“Before answering those questions, I must tell you that I always loved that Stone Woods Cook car,” relates Bryan Marshall. “I loved the lettering, the light blue paint and the look.”

So how did he go about recreating it? “I started out by developing a book of all of the pictures I could find of the car, then building a model of the car and looking for the right parts,” he notes. “I traded for the body and frame and went to Billy Price of Outlaw Fabrication in Jeffersonville, Indiana for the build.”

In October of 2012 Marshall showed him his book, model, and budget, and parts and “the what if” became “what next?”

“I kept telling the guys at Outlaw that I was going to paint the car with a four-inch brush when we got the build done,” says. “As the body and frame got closer and my parts research slowed, I started to practice with a hot-glue gun on cardboard to mimic welds. I wanted to make welds and patch panels in the fiberglass body, in order to fool people into thinking they were looking at a rusty, patched, metal car.”

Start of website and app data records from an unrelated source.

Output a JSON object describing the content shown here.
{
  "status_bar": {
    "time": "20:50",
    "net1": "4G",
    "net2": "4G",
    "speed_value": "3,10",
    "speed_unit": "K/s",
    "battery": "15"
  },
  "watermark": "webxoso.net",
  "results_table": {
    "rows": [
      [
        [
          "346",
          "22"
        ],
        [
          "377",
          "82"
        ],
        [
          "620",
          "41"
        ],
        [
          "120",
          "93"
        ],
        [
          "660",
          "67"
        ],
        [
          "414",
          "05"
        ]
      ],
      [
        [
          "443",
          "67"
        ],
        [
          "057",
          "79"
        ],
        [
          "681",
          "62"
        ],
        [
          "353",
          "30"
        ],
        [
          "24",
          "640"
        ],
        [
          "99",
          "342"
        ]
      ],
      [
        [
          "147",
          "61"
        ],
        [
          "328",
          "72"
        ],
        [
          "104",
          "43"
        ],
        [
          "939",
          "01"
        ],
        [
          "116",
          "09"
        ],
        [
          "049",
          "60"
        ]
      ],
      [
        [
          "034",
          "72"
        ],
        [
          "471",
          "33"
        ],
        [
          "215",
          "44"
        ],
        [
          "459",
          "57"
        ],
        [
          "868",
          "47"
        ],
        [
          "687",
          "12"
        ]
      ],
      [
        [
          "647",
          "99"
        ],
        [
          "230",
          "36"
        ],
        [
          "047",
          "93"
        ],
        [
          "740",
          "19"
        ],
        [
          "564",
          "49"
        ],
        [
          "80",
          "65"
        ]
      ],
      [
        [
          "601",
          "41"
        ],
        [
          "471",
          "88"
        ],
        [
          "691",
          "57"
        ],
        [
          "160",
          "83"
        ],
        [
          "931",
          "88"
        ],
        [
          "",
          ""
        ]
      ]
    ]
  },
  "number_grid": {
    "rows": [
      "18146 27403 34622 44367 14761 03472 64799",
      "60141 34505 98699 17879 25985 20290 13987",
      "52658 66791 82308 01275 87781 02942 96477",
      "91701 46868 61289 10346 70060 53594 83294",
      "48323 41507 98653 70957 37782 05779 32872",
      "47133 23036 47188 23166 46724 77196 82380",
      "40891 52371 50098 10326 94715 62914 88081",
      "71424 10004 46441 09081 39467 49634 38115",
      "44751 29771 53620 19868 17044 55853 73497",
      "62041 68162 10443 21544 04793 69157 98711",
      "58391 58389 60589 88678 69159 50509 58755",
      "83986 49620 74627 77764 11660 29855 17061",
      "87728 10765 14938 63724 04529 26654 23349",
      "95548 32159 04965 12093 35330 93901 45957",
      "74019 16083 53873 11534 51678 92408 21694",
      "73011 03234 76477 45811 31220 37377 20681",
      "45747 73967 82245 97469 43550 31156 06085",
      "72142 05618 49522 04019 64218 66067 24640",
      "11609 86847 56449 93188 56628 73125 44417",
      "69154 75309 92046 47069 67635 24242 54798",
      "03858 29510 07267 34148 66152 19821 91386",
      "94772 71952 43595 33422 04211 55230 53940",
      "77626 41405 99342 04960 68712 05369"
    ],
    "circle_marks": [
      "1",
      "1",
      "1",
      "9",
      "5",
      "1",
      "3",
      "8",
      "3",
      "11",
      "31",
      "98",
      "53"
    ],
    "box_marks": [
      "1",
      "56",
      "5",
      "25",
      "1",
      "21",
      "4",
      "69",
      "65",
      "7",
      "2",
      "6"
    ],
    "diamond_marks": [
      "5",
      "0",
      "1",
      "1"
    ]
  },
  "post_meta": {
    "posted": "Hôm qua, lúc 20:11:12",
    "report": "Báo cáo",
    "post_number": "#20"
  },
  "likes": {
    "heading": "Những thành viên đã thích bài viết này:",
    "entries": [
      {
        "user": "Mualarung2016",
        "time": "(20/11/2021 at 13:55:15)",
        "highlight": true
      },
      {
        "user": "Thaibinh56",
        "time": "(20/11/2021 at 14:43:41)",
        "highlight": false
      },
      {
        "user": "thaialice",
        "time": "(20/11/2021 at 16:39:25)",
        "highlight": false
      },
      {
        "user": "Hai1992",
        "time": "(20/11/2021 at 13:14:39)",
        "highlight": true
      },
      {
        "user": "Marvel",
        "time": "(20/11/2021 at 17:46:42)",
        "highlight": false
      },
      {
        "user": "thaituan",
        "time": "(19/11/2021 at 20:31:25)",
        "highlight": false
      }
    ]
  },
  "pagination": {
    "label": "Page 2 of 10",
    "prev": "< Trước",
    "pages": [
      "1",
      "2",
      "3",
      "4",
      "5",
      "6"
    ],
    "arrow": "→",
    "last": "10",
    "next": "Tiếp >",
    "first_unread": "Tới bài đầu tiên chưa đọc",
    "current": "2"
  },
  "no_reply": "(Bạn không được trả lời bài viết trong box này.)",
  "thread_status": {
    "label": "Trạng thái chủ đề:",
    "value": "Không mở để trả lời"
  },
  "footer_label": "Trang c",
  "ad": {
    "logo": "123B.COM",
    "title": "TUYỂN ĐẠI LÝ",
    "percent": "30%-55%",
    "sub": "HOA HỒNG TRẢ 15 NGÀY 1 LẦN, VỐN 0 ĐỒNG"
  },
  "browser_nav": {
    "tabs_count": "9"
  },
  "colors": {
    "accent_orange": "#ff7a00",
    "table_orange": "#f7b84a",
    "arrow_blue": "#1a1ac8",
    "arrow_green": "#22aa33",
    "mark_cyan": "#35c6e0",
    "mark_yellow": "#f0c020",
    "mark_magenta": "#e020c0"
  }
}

Marshall used lots of thinner and that four-inch paint brush with aluminum-colored paint for the base coat. He learned from the work on cardboard that if you apply it in swirls it looks like machine sanding marks. Then primer, then the blue topcoat and start sanding.

“When the right look appeared I detailed it with rust and paint blemishes with acrylic paint,” he reveals. “For the last step I sprayed the whole car in satin clear, and used WD40 for wax, as it gives it a finished sheen.” The result?

“My car buddies called it hillbilly steel—‘cuz it ain’t real!” But would it pass muster with seasoned street rodders? After Bob Lathery of Jeffersonville, Indiana lettered and striped the body, Marshall debuted the car at NSRA Nationals in Louisville on August 13th.

“It seemed to work, as many ‘car guys’ argued with me as to it being a real metal body,” he laughs. “So our ‘what if’ was realized when many of the hot rodders were taking pictures and saying, ‘What the Hell?’ So what if we fooled our buddies? We say hillbilly steel. It ain’t real but it’s real cool!”

–contributed by Juan Lopez Bonilla.